The problem with InvenTrust’s strategy was that it created a non-traded REIT even more illiquid than itself. This was a direct result of the type of assets it transferred ownership of to Highlands. While most real estate is already considered illiquid due to the time it may take to sell, the unsuitable real estate owned by Highlands was especially so. Aging or obsolete real estate, real estate in undesirable areas, and assets facing legal trouble are incredibly difficult to liquidate or make profitable–at least before investing lots of money to resolve the issues. This led to a lot of the assets held by Highlands being foreclosed on, which disqualifies the REIT from the capital it was receiving in mortgage or rent payments. Essentially, Highlands REIT was the complete worst part of InvenTrust. Despite this, Highlands REIT was recommended to investors while simply being advertised as an InvenTrust Properties Corp. subsidiary. Most of these recommending brokers failed to disclose that Highlands was essentially InvenTrust’s garbage pile. Due to the conflicts of interest associated with most non-traded REITs, many of these recommending brokers made these material misrepresentations and omissions about Highlands in search of the excessively large commissions.

Oakes & Fosher Can Help

Many investors are unaware of the legal recourse available to them after losing money due to securities broker fraud and/or negligence. The truth is that investors who have lost money in this fashion may actually be entitled to damages.

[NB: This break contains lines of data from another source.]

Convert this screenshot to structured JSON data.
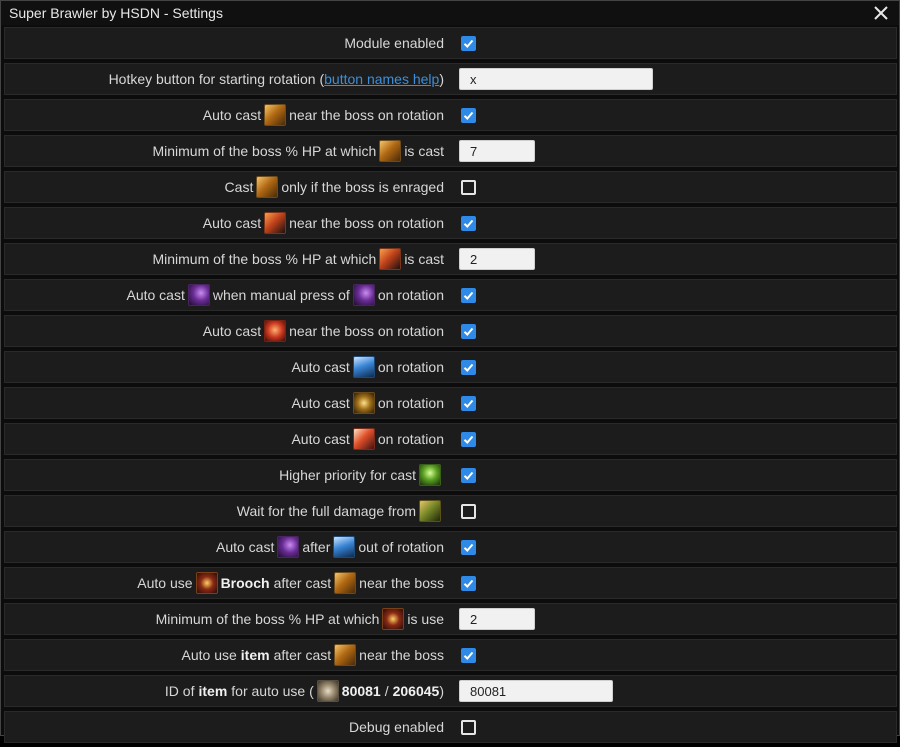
{
  "window": {
    "title": "Super Brawler by HSDN - Settings"
  },
  "settings": {
    "module_enabled": {
      "label": "Module enabled",
      "checked": true
    },
    "hotkey": {
      "label_before": "Hotkey button for starting rotation (",
      "link": "button names help",
      "label_after": ")",
      "value": "x"
    },
    "r1": {
      "a": "Auto cast",
      "b": "near the boss on rotation",
      "checked": true
    },
    "r2": {
      "a": "Minimum of the boss % HP at which",
      "b": "is cast",
      "value": "7"
    },
    "r3": {
      "a": "Cast",
      "b": "only if the boss is enraged",
      "checked": false
    },
    "r4": {
      "a": "Auto cast",
      "b": "near the boss on rotation",
      "checked": true
    },
    "r5": {
      "a": "Minimum of the boss % HP at which",
      "b": "is cast",
      "value": "2"
    },
    "r6": {
      "a": "Auto cast",
      "b": "when manual press of",
      "c": "on rotation",
      "checked": true
    },
    "r7": {
      "a": "Auto cast",
      "b": "near the boss on rotation",
      "checked": true
    },
    "r8": {
      "a": "Auto cast",
      "b": "on rotation",
      "checked": true
    },
    "r9": {
      "a": "Auto cast",
      "b": "on rotation",
      "checked": true
    },
    "r10": {
      "a": "Auto cast",
      "b": "on rotation",
      "checked": true
    },
    "r11": {
      "a": "Higher priority for cast",
      "checked": true
    },
    "r12": {
      "a": "Wait for the full damage from",
      "checked": false
    },
    "r13": {
      "a": "Auto cast",
      "b": "after",
      "c": "out of rotation",
      "checked": true
    },
    "r14": {
      "a": "Auto use",
      "bold": "Brooch",
      "b": "after cast",
      "c": "near the boss",
      "checked": true
    },
    "r15": {
      "a": "Minimum of the boss % HP at which",
      "b": "is use",
      "value": "2"
    },
    "r16": {
      "a": "Auto use",
      "bold": "item",
      "b": "after cast",
      "c": "near the boss",
      "checked": true
    },
    "r17": {
      "a": "ID of",
      "bold": "item",
      "b": "for auto use (",
      "id1": "80081",
      "slash": "/",
      "id2": "206045",
      "close": ")",
      "value": "80081"
    },
    "debug": {
      "label": "Debug enabled",
      "checked": false
    }
  },
  "icons": {
    "skill_gold": "skill-gold-icon",
    "skill_fire": "skill-fire-icon",
    "skill_purple": "skill-purple-icon",
    "skill_red": "skill-red-icon",
    "skill_blue": "skill-blue-icon",
    "skill_gear": "skill-gear-icon",
    "skill_red_claw": "skill-red-claw-icon",
    "skill_green": "skill-green-icon",
    "skill_olive": "skill-olive-icon",
    "brooch": "brooch-icon",
    "item": "item-icon"
  },
  "colors": {
    "checkbox_on": "#2e8ae6",
    "link": "#3d8fd8",
    "row_bg": "#1c1c1c"
  }
}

Oakes & Fosher dedicates its entire legal practice to helping investors across the nation. If you, or someone you know, have lost money due to being invested in Highlands REIT, please contact Oakes & Fosher for a free and private consultation. Oakes & Fosher handles cases on a contingency basis, which means there are no fees charged unless we collect for you.